His new show in Los Angeles is called Ebony & Beenghazi and aims to analyse “the Western world’s fixation on choice and its increasingly polarising ramifications.”
And so God become a box-office staple as Kate Winslet in a Titanic inspired painting, WonderWoman and Superman swap gender roles, nationalistic statements are reappropriated to bewildering ends and Hilary Clinton and Stevie Wonder are brought together (at last).
There are times I’ll admit when I am pretty mystified by what point Eric is making, but when he resonates he is one of the most exhilarating creative minds around, harnessing his talents to big, important questions.
Eric Yahnker: Ebony & Benghazi runs until October 12 at the Ambach & Rice Gallery.
- Best of the Web is here, and so is the weekend!

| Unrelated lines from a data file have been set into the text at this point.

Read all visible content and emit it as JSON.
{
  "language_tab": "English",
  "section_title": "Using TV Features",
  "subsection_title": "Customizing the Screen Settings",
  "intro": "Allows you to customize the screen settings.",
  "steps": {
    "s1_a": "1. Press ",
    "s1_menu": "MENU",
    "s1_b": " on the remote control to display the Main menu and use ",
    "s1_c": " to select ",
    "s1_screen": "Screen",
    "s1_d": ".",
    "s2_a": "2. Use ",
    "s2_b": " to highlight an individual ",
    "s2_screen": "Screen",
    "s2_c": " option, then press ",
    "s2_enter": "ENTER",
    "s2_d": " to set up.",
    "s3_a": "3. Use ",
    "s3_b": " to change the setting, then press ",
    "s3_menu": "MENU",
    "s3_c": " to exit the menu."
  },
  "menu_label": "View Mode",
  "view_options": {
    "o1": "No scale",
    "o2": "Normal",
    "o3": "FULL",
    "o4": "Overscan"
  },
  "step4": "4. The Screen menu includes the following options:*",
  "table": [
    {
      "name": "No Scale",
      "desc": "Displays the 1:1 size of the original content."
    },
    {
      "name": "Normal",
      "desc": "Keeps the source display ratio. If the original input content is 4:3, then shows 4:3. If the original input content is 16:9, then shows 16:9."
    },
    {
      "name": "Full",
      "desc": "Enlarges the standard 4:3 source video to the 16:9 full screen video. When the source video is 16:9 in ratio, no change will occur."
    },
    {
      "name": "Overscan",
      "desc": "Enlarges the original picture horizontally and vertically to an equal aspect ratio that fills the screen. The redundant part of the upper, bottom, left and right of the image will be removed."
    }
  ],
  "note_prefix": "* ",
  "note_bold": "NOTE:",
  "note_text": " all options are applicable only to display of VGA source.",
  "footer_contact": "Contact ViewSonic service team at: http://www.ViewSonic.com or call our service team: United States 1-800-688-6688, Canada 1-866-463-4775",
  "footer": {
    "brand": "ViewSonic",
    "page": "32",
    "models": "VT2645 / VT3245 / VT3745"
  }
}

- Animator Saiman Chow’s trippy idents for Adult Swim’s Rick and Morty
- Friday Mixtape: Legendary record label, 4AD
- Risograph photograph journal, This is the Same Ocean, returns with a sixth issue
- Illustrator Gizem Vural impresses us with attention-grabbing personal work and commissions
- Colophon Foundry re-releases its road-sign inspired typeface, Montefiore, with new specimen
- Jon Burgerman on his utterly brilliant Instagram experiments
- The photos Juergen Teller took while waiting for Rihanna
- Animator and director James Curran’s amusing 30-day Gifathon project in Tokyo
- "Before I was a graphic designer I had nearly no idea what one was": meet Austin Redman
- Meet Berlin-based studio Büro Bum Bum
- Matthew Raw: the east London artist making clay great again